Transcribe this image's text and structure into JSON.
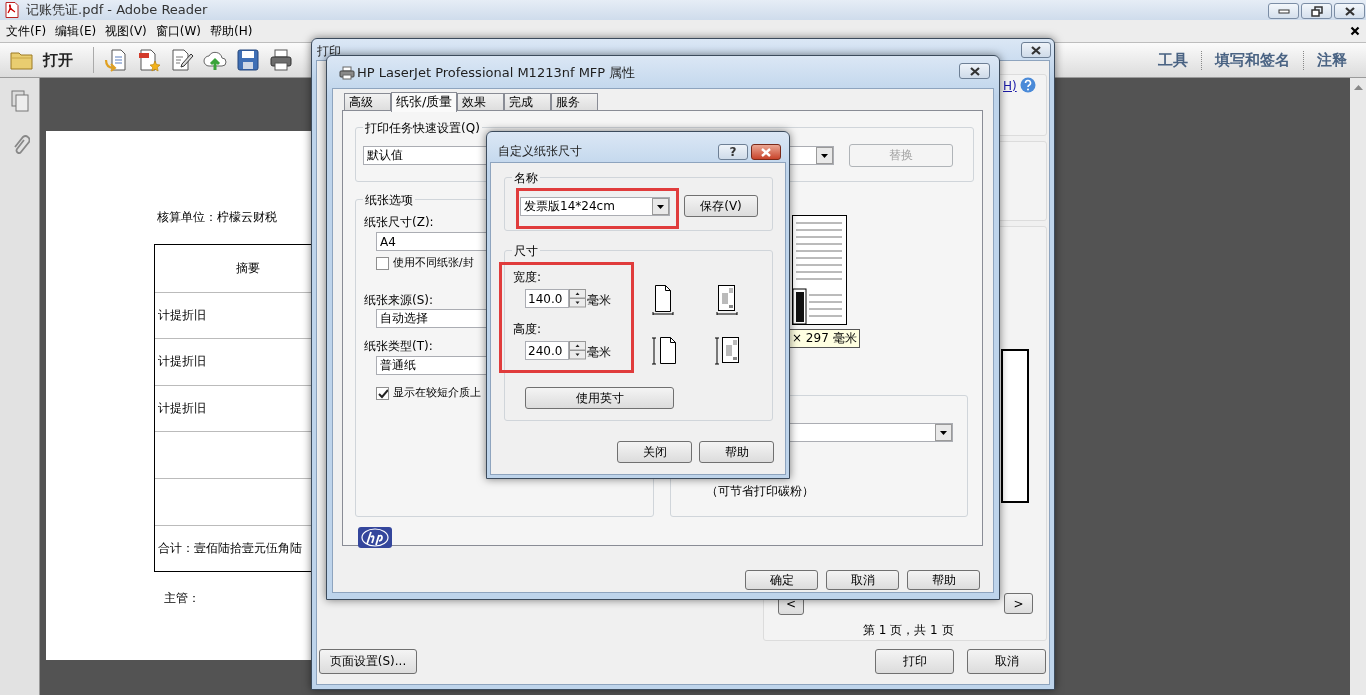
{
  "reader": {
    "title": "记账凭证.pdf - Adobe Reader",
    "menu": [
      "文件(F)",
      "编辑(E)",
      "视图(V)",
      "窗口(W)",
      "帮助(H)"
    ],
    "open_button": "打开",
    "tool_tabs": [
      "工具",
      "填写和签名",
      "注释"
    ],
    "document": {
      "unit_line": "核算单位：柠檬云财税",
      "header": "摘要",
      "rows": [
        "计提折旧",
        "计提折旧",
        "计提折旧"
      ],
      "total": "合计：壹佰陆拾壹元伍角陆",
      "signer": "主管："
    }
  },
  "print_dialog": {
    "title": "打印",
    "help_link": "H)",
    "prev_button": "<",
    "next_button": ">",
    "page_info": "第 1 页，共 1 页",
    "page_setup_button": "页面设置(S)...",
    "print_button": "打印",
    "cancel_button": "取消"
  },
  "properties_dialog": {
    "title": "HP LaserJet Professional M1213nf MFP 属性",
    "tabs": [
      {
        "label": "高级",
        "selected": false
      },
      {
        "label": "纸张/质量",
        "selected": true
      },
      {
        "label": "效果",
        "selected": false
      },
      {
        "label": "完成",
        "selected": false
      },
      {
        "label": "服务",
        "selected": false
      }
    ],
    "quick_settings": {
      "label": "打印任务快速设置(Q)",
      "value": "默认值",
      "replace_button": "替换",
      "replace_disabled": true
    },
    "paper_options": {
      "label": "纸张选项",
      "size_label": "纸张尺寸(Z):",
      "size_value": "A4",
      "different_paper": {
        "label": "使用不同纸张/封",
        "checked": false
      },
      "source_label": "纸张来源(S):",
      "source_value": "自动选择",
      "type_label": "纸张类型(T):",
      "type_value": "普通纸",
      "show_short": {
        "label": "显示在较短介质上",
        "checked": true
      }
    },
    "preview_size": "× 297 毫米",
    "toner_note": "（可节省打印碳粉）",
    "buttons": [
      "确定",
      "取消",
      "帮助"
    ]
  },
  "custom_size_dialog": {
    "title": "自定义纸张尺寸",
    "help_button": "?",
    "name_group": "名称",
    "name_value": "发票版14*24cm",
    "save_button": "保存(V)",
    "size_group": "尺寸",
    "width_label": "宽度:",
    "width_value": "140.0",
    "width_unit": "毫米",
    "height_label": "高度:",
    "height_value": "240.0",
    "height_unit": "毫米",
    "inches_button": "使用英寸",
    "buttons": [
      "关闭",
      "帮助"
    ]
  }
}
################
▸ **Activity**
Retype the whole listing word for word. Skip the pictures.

▸ **Solution**
Transcribe this image's text and structure into JSON.
{
  "reader": {
    "title": "记账凭证.pdf - Adobe Reader",
    "menu": [
      "文件(F)",
      "编辑(E)",
      "视图(V)",
      "窗口(W)",
      "帮助(H)"
    ],
    "open_button": "打开",
    "tool_tabs": [
      "工具",
      "填写和签名",
      "注释"
    ],
    "document": {
      "unit_line": "核算单位：柠檬云财税",
      "header": "摘要",
      "rows": [
        "计提折旧",
        "计提折旧",
        "计提折旧"
      ],
      "total": "合计：壹佰陆拾壹元伍角陆",
      "signer": "主管："
    }
  },
  "print_dialog": {
    "title": "打印",
    "help_link": "H)",
    "prev_button": "<",
    "next_button": ">",
    "page_info": "第 1 页，共 1 页",
    "page_setup_button": "页面设置(S)...",
    "print_button": "打印",
    "cancel_button": "取消"
  },
  "properties_dialog": {
    "title": "HP LaserJet Professional M1213nf MFP 属性",
    "tabs": [
      {
        "label": "高级",
        "selected": false
      },
      {
        "label": "纸张/质量",
        "selected": true
      },
      {
        "label": "效果",
        "selected": false
      },
      {
        "label": "完成",
        "selected": false
      },
      {
        "label": "服务",
        "selected": false
      }
    ],
    "quick_settings": {
      "label": "打印任务快速设置(Q)",
      "value": "默认值",
      "replace_button": "替换",
      "replace_disabled": true
    },
    "paper_options": {
      "label": "纸张选项",
      "size_label": "纸张尺寸(Z):",
      "size_value": "A4",
      "different_paper": {
        "label": "使用不同纸张/封",
        "checked": false
      },
      "source_label": "纸张来源(S):",
      "source_value": "自动选择",
      "type_label": "纸张类型(T):",
      "type_value": "普通纸",
      "show_short": {
        "label": "显示在较短介质上",
        "checked": true
      }
    },
    "preview_size": "× 297 毫米",
    "toner_note": "（可节省打印碳粉）",
    "buttons": [
      "确定",
      "取消",
      "帮助"
    ]
  },
  "custom_size_dialog": {
    "title": "自定义纸张尺寸",
    "help_button": "?",
    "name_group": "名称",
    "name_value": "发票版14*24cm",
    "save_button": "保存(V)",
    "size_group": "尺寸",
    "width_label": "宽度:",
    "width_value": "140.0",
    "width_unit": "毫米",
    "height_label": "高度:",
    "height_value": "240.0",
    "height_unit": "毫米",
    "inches_button": "使用英寸",
    "buttons": [
      "关闭",
      "帮助"
    ]
  }
}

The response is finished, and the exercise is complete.